Yes, Jesus is stating that they approached Him as they would a robber, with swords and clubs. He is acknowledging that these are used in society at that time and for those purposes. Acknowledging however is not approving. It is the same stretched logic that claims because Ecclesiastes says there is a time for war that God approves of war. Nonsense! God is stating that because of the depravity of man, He acknowledges there will be time for war. In the same Scriptures it says there is a time for hate. By the pro war logic, God approves of hate. Sorry, that does not fly logically or Scripturally. Idleman continues:
"Additionally, In Luke 22:36 Jesus says, "But now let the one who has a moneybag take it, and likewise a knapsack. And let the one who has no sword sell his cloak and buy one." What is one to do with this Scripture?"
What Idleman does with it is to use it say Jesus was advocating the need for personal self defense. That is not surprising since he searched for Scriptures to prop up his presupposed opinions. When I might not be sure I turn to some commentaries to possibly shed some light on a murky area. Here is an excerpt from Gill's Exposition of the Entire Bible regarding this verse:
These words of Christ are not to be understood literally, that he would have his disciples furnish themselves with swords at any rate, since he would never have said, as he afterwards does, that two were sufficient; which could not be enough for eleven men; or have forbid Peter the use of one, as he did in a very little time after this: but his meaning is, that wherever they came, and a door was opened for the preaching of the Gospel, they would have many adversaries, and these powerful, and would be used with great violence, and be followed with rage and persecution; so that they might seem to stand in need of swords to defend them: the phrase is expressive of the danger they would be exposed to, and of their need of protection; and therefore it was wrong in them to be disputing and quarrelling about superiority, or looking out for, and expecting temporal pomp and grandeur, when this would be their forlorn, destitute, and afflicted condition; and they would quickly see the affliction and distress begin in himself. In "seven" ancient copies of Beza's, it is read in the future tense, "he shall take, he shall sell, he shall buy".

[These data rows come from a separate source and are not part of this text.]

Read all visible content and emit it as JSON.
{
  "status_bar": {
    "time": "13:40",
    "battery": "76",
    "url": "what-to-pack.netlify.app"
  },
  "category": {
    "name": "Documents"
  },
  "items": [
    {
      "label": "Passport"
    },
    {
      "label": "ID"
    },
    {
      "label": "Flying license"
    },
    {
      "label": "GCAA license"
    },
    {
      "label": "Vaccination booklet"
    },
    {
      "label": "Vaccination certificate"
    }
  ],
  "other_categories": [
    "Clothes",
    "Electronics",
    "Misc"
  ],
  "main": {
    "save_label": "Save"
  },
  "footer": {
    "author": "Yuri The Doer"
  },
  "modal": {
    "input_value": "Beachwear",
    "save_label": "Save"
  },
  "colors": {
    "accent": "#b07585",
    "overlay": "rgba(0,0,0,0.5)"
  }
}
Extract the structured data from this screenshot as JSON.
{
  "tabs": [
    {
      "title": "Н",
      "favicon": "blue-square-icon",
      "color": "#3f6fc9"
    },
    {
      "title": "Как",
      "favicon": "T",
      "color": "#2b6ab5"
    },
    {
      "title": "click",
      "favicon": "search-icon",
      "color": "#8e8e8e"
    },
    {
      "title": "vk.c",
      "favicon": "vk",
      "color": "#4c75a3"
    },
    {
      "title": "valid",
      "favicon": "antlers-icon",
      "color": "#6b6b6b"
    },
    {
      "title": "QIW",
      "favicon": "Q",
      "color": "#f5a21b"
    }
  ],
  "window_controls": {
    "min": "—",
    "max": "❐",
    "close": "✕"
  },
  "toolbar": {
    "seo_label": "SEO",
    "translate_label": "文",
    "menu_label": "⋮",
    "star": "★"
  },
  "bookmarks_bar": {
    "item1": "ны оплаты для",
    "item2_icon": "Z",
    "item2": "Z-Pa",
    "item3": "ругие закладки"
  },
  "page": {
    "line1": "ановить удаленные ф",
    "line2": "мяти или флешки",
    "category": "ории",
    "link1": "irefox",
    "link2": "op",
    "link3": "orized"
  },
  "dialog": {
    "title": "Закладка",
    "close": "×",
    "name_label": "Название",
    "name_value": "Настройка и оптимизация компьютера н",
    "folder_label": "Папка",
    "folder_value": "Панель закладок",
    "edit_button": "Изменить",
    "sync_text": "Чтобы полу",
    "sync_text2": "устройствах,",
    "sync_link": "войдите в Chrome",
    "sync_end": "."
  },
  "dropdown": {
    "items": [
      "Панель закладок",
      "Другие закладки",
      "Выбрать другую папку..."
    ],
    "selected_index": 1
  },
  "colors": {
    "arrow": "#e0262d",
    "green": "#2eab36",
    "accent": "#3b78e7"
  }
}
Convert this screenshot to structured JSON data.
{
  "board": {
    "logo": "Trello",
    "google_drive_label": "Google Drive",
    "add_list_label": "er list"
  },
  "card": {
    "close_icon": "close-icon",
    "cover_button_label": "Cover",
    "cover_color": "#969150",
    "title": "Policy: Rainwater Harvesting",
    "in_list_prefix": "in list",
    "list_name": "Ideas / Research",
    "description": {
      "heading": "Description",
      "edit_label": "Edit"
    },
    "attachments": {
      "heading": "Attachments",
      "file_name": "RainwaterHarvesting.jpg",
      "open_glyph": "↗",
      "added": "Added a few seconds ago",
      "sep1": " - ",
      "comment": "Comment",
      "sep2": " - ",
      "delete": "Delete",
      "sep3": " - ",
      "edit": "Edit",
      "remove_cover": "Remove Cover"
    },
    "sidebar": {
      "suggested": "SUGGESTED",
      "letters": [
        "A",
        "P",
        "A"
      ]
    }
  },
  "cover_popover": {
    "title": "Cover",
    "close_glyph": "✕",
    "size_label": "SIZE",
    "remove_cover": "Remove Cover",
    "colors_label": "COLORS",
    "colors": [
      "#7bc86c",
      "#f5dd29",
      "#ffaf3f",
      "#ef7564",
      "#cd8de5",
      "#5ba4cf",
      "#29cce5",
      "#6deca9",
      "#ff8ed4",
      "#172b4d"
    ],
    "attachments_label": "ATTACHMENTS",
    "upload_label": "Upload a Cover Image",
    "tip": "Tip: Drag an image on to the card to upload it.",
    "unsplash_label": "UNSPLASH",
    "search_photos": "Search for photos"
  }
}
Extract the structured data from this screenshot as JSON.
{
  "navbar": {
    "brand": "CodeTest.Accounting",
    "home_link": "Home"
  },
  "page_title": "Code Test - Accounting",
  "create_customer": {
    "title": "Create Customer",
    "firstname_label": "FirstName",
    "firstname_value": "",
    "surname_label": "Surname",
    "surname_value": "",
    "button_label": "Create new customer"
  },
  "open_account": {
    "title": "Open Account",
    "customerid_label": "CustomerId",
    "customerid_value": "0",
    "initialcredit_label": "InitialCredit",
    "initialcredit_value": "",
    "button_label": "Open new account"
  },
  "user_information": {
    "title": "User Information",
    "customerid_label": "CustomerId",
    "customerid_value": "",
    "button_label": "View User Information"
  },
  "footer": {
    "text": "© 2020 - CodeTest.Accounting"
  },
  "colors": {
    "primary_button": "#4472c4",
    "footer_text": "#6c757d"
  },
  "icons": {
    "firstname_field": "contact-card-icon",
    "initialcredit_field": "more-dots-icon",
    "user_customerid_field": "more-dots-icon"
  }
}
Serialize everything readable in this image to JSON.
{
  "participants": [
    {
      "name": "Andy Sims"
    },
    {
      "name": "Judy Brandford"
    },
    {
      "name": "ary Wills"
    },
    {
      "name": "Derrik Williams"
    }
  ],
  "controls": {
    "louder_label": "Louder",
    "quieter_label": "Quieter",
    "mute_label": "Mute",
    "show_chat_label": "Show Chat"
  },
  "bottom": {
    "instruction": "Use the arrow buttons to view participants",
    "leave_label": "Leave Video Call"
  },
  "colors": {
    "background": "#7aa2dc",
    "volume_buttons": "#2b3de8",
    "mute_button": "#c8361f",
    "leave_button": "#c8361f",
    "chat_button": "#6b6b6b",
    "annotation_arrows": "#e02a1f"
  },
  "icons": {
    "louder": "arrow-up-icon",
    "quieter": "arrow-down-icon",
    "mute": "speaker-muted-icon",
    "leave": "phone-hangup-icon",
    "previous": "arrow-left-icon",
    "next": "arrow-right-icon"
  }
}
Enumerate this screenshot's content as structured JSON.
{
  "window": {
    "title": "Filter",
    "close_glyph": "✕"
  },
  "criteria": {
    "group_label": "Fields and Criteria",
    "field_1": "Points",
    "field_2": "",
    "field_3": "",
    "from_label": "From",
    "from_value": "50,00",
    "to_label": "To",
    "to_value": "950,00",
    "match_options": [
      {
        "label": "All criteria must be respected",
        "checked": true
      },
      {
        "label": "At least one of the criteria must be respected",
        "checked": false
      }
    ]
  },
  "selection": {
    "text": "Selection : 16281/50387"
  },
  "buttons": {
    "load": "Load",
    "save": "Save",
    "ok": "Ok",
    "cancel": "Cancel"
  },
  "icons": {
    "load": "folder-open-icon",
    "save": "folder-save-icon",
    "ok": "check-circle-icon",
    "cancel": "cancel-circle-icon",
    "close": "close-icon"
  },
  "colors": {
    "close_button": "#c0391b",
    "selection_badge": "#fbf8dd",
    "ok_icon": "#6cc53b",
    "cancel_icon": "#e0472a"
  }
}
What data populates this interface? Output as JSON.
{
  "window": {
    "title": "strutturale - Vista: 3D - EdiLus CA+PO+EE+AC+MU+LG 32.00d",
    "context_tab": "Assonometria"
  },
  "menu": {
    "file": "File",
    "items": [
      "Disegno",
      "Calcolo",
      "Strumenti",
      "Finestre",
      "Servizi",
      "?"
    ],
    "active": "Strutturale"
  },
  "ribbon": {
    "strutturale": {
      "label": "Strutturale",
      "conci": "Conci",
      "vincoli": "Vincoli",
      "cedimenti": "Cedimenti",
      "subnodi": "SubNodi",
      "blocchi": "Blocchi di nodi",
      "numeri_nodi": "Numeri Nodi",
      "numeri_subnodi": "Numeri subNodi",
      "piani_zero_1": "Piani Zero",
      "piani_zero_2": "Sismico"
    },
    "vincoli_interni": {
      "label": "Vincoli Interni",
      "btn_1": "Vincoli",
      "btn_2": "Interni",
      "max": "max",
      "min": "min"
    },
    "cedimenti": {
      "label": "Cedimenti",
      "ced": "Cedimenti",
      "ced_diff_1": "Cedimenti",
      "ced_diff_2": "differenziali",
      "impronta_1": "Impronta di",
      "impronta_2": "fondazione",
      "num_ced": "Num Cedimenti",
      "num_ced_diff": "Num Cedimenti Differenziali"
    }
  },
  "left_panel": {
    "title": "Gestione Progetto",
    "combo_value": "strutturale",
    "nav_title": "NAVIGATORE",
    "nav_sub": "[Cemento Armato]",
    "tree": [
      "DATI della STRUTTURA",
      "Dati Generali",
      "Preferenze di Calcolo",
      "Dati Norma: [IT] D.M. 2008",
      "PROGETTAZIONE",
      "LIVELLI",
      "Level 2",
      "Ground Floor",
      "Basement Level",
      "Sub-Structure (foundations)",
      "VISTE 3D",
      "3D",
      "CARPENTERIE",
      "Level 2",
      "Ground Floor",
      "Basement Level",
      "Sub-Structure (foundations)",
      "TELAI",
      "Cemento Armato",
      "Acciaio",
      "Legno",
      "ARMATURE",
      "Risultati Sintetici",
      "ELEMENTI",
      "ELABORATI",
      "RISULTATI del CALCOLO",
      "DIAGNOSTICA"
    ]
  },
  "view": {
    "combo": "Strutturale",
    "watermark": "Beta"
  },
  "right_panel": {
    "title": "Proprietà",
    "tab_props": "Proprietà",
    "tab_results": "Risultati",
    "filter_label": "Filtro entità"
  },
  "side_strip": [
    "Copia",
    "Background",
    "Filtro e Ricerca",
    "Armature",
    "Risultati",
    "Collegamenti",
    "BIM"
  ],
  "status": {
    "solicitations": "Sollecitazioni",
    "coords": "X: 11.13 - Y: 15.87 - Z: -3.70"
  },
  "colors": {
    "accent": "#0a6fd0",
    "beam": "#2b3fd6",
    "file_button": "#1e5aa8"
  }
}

That seems to make a lot more sense to me. That lines up consistently with the teachings of the Prince of Peace. Jesus was preparing them for the upcoming persecution not literally saying go buy swords. Idleman now foresees the pushback he might get:
"Paul tells Timothy that if "anyone does not provide for his relatives, and especially for his immediate family, he has denied the faith and is worse than an unbeliever" (1 Tim. 5:8). But those who" seek "to protect "their" family, which is often a greater responsibility (if not equal), "are often "labeled war-monger"s" and accused of mis-applying the Scriptures".